##### DATA TO USE
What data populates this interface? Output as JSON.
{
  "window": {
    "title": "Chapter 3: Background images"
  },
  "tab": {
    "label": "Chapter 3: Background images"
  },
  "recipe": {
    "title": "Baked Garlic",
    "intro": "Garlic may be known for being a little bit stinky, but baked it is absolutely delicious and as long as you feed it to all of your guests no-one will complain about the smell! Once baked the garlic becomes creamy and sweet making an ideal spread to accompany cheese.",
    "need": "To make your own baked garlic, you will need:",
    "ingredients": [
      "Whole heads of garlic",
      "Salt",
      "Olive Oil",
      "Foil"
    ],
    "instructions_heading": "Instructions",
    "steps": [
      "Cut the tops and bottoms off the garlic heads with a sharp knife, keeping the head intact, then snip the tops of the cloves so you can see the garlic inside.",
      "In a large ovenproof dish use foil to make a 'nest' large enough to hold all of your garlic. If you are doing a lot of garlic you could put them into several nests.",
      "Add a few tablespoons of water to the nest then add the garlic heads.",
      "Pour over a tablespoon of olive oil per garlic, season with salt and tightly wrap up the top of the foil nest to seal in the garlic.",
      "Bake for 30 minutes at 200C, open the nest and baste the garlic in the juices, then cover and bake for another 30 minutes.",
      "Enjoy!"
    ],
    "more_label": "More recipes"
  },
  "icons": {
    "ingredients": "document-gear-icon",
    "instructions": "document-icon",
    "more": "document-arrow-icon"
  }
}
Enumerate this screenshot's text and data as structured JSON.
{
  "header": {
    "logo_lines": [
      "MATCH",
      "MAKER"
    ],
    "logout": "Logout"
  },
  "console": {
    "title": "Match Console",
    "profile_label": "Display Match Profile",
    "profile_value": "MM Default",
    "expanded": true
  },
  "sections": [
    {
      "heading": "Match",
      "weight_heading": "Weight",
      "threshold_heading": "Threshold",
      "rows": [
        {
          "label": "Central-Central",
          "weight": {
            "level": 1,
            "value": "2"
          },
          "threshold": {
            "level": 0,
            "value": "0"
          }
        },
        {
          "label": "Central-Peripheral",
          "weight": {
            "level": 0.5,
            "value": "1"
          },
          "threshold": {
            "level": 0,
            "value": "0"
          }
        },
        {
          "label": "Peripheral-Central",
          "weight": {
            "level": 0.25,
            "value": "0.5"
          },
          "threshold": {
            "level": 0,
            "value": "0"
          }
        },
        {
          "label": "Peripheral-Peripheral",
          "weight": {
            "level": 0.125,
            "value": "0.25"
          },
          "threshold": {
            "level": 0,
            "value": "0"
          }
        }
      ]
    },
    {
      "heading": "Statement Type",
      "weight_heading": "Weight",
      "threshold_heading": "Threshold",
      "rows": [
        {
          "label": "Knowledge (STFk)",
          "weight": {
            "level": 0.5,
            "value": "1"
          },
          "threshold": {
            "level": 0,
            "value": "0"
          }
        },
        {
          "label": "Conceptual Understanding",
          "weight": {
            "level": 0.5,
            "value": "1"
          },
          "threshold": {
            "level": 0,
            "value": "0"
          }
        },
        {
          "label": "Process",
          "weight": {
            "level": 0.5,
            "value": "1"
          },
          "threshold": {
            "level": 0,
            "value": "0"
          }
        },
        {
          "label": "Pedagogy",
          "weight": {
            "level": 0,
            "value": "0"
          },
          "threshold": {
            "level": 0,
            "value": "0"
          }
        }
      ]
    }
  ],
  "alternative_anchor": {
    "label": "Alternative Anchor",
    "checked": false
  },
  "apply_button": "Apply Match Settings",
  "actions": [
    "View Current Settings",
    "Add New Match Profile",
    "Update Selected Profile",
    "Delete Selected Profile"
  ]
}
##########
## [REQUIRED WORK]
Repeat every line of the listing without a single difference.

## [ANSWER AREA]
What data populates this interface? Output as JSON.
{
  "window": {
    "title": "Chapter 3: Background images"
  },
  "tab": {
    "label": "Chapter 3: Background images"
  },
  "recipe": {
    "title": "Baked Garlic",
    "intro": "Garlic may be known for being a little bit stinky, but baked it is absolutely delicious and as long as you feed it to all of your guests no-one will complain about the smell! Once baked the garlic becomes creamy and sweet making an ideal spread to accompany cheese.",
    "need": "To make your own baked garlic, you will need:",
    "ingredients": [
      "Whole heads of garlic",
      "Salt",
      "Olive Oil",
      "Foil"
    ],
    "instructions_heading": "Instructions",
    "steps": [
      "Cut the tops and bottoms off the garlic heads with a sharp knife, keeping the head intact, then snip the tops of the cloves so you can see the garlic inside.",
      "In a large ovenproof dish use foil to make a 'nest' large enough to hold all of your garlic. If you are doing a lot of garlic you could put them into several nests.",
      "Add a few tablespoons of water to the nest then add the garlic heads.",
      "Pour over a tablespoon of olive oil per garlic, season with salt and tightly wrap up the top of the foil nest to seal in the garlic.",
      "Bake for 30 minutes at 200C, open the nest and baste the garlic in the juices, then cover and bake for another 30 minutes.",
      "Enjoy!"
    ],
    "more_label": "More recipes"
  },
  "icons": {
    "ingredients": "document-gear-icon",
    "instructions": "document-icon",
    "more": "document-arrow-icon"
  }
}
Enumerate this screenshot's text and data as structured JSON.
{
  "header": {
    "logo_lines": [
      "MATCH",
      "MAKER"
    ],
    "logout": "Logout"
  },
  "console": {
    "title": "Match Console",
    "profile_label": "Display Match Profile",
    "profile_value": "MM Default",
    "expanded": true
  },
  "sections": [
    {
      "heading": "Match",
      "weight_heading": "Weight",
      "threshold_heading": "Threshold",
      "rows": [
        {
          "label": "Central-Central",
          "weight": {
            "level": 1,
            "value": "2"
          },
          "threshold": {
            "level": 0,
            "value": "0"
          }
        },
        {
          "label": "Central-Peripheral",
          "weight": {
            "level": 0.5,
            "value": "1"
          },
          "threshold": {
            "level": 0,
            "value": "0"
          }
        },
        {
          "label": "Peripheral-Central",
          "weight": {
            "level": 0.25,
            "value": "0.5"
          },
          "threshold": {
            "level": 0,
            "value": "0"
          }
        },
        {
          "label": "Peripheral-Peripheral",
          "weight": {
            "level": 0.125,
            "value": "0.25"
          },
          "threshold": {
            "level": 0,
            "value": "0"
          }
        }
      ]
    },
    {
      "heading": "Statement Type",
      "weight_heading": "Weight",
      "threshold_heading": "Threshold",
      "rows": [
        {
          "label": "Knowledge (STFk)",
          "weight": {
            "level": 0.5,
            "value": "1"
          },
          "threshold": {
            "level": 0,
            "value": "0"
          }
        },
        {
          "label": "Conceptual Understanding",
          "weight": {
            "level": 0.5,
            "value": "1"
          },
          "threshold": {
            "level": 0,
            "value": "0"
          }
        },
        {
          "label": "Process",
          "weight": {
            "level": 0.5,
            "value": "1"
          },
          "threshold": {
            "level": 0,
            "value": "0"
          }
        },
        {
          "label": "Pedagogy",
          "weight": {
            "level": 0,
            "value": "0"
          },
          "threshold": {
            "level": 0,
            "value": "0"
          }
        }
      ]
    }
  ],
  "alternative_anchor": {
    "label": "Alternative Anchor",
    "checked": false
  },
  "apply_button": "Apply Match Settings",
  "actions": [
    "View Current Settings",
    "Add New Match Profile",
    "Update Selected Profile",
    "Delete Selected Profile"
  ]
}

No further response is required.